When the Detroit Lions got Calvin Johnson with the second overall pick in 2007, but a former team executive has revealed who the backup plan was.
One of the previous times the Detroit Lions had the second overall, they got wide receiver Calvin Johnson in 2007. The Oakland Raiders had the No. 1 overall pick that year, and took one of the all-time draft busts in quarterback JaMarcus Russell.
The 33rd Team gathered some former NFL executives for draft reflections. Former Lions team president Tom Lewand was one who had a story, and it involved the No. 2 pick in the 2007 draft.
Detroit Lions’ 2007 front office was split on what to do if Calvin Johnson was gone
We knew we wanted Calvin [Johnson] at No. 2,” said Tom Lewand, former President of the Detroit Lions. “We didn’t know who [Oakland Raiders owner] Al Davis was going to take at No. 1. We hoped he was going to take Jamarcus Russell, but we didn’t know. When we had Jamarcus in for a pre-draft interview, it was the worst interview—bar-none—I’ve ever sat in. He was looking at his watch the whole time, completely disinterested. He didn’t want to be there, and we actually kicked him out of the building. Our GM at the time, Matt Millen, actually picked up the phone and called Al Davis and told him about it—’don’t draft this guy. He’s going to kill your franchise.’ I looked at him, like, ‘what are you doing?! You’re just asking him to take Calvin!’ If the Raiders had taken Calvin, we were split. One group wanted Adrian Peterson another wanted an available pass rusher, specifically Gaines Adams. That was one of the few times, we had any kind of uncertainty like that.”
The funniest element of the story is Matt Millen calling Al Davis to warn him about Russell, which the venerable Raiders’ owner clearly ignored and surely saw as misdirection on the part of the then-Lions’ general manager.

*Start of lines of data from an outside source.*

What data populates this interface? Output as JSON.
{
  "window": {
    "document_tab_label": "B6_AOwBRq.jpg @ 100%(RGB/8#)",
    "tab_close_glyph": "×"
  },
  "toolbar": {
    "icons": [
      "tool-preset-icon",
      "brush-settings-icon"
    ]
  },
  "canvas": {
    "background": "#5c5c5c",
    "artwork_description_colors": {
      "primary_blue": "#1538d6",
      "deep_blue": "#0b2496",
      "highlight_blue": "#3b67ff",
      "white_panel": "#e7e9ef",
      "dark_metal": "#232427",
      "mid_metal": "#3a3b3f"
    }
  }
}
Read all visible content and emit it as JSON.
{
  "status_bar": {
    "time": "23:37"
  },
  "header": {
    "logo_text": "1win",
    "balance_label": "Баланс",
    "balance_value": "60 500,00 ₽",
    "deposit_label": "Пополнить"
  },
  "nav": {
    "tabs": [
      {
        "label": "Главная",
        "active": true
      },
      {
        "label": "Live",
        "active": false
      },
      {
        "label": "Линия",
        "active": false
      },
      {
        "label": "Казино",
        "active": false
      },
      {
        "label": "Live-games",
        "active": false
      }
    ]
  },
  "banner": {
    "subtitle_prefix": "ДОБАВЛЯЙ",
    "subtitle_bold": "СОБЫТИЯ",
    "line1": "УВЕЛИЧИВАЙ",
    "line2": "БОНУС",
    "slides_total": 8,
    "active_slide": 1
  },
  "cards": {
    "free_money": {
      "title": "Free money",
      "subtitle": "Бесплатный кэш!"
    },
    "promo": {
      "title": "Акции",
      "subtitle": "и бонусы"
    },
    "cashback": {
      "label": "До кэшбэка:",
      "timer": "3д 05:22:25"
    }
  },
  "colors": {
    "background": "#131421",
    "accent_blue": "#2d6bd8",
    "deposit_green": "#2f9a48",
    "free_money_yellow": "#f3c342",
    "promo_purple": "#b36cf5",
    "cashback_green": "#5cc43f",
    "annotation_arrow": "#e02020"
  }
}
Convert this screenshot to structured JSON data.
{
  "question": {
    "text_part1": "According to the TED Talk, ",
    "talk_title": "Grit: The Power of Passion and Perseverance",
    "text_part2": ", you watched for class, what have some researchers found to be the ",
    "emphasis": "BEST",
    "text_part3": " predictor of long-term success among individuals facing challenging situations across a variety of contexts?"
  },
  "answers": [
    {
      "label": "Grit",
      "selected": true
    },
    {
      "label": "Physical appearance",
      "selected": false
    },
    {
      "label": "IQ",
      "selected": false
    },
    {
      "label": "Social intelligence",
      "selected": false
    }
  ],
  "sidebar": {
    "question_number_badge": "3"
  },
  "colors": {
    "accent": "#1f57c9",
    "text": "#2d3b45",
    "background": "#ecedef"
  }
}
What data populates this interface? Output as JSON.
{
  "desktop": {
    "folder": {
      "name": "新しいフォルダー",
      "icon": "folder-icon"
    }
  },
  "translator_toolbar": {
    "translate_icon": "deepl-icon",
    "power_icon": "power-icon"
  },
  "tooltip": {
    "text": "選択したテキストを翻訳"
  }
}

Adrian Peterson of course landed with the division rival Minnesota Vikings seventh overall in the 2007, running around and through Lions’ defenses throughout his tenure in Minnesota. Gaines Adams went fourth overall to the Tampa Bay Buccaneers, and played just three NFL seasons.
So if Johnson had been drafted first overall by the Raiders in 2007, the Lions’ backup plan at No. 2 either would have turned out very well (a Hall of Fame running back who eventually landed in Detroit late in his career) or very poorly (a draft bust). But fortune smiled on them when Oakland went with Russell, and a Hall of Fame receiver landed in Detroit without question.